Mindfulness for Cancer Support

I am often asked how I can work with people who are coping with trauma such as cancer. People find it difficult to understand how you can enjoy being around what is often deemed as such a negative energy. 

Last week I was reading an article in the Nightingale Cancer Support Centre. I deliver regular Mindfulness courses to cancer patients and their families at the centre, so to be featured in their magazine was a privilege.

What moved me the most was that Liz, one of my group participants, explained how Mindfulness had changed her life.

"I attended their six week Mindfulness course. The whole experience changed my outlook on life and taught me a mindful way to remain positive on a daily basis" - Liz

She reflects on her state of mind before attending the course

"Mentally, I was in a bad place. I found I was overthinking and felt I had to find a way of accepting what was coming up"

Mindfulness and Cancer

Cancer can hit any of us at any given time, just as can any other life threatening disease. In reality, what cancer does is shake our reality. It wakes us up to the fact that life is not infinite nor guaranteed. 

Even people who survive and go on to live normal healthy lives are affected emotionally from the whole experience. Many cancer survivors say they feel they have changed, they can not go back to being who they were before the cancer.

And this is often the case for anyone who has been through an traumatic life event. When we stare our vulnerability in the face, our reality is rocked at it's core. 

Mindfulness is used to help people going through cancer deal with what is, to be able to focus on the now and to calm the constant chatter in the mind.
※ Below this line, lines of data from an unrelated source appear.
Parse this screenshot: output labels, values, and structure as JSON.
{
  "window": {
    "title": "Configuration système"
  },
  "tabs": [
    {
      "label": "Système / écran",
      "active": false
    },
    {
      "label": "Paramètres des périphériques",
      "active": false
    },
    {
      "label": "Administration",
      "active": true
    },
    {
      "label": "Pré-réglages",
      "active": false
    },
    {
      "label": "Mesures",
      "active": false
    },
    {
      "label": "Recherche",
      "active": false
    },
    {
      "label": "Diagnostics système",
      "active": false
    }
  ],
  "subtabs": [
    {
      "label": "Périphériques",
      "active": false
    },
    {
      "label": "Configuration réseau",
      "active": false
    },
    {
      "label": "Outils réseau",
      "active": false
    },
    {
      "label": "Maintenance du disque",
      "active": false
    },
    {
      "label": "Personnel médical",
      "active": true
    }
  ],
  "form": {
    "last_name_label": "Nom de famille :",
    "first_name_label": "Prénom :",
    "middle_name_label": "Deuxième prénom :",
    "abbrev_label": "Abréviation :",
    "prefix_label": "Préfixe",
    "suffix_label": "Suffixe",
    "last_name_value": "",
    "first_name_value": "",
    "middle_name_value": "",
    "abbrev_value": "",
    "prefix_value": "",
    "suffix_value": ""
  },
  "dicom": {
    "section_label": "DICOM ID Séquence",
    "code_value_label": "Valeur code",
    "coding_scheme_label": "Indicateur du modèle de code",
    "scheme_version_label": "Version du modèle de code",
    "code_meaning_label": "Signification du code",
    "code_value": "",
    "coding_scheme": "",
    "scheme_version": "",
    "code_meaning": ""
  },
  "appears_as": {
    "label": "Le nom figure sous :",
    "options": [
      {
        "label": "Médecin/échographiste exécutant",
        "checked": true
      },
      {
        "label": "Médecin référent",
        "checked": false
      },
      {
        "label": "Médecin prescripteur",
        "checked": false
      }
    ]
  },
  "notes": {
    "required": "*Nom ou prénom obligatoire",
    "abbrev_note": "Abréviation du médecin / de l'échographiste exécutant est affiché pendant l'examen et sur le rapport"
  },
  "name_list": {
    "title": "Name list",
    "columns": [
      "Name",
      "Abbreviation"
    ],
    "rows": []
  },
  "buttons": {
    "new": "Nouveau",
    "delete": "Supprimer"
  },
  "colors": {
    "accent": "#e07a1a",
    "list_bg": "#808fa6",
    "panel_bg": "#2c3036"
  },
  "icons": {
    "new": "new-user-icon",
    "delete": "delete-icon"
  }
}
We do this through beginning to pay attention to what is going on in our mind and practice how to let our thoughts flow. 

The Hidden Rewards of Mindfulness

And so I come back to my opening paragraph, why do I work with people who are dealing with such difficult times in their life? 

 

 

Because the reward is all mine - when you see people overcoming and coping with life even when it is so challenging, it makes you appreciate how lucky you really are.

When you see how vulnerable we all are, you learn to love every moment of your own life.

This is my reward.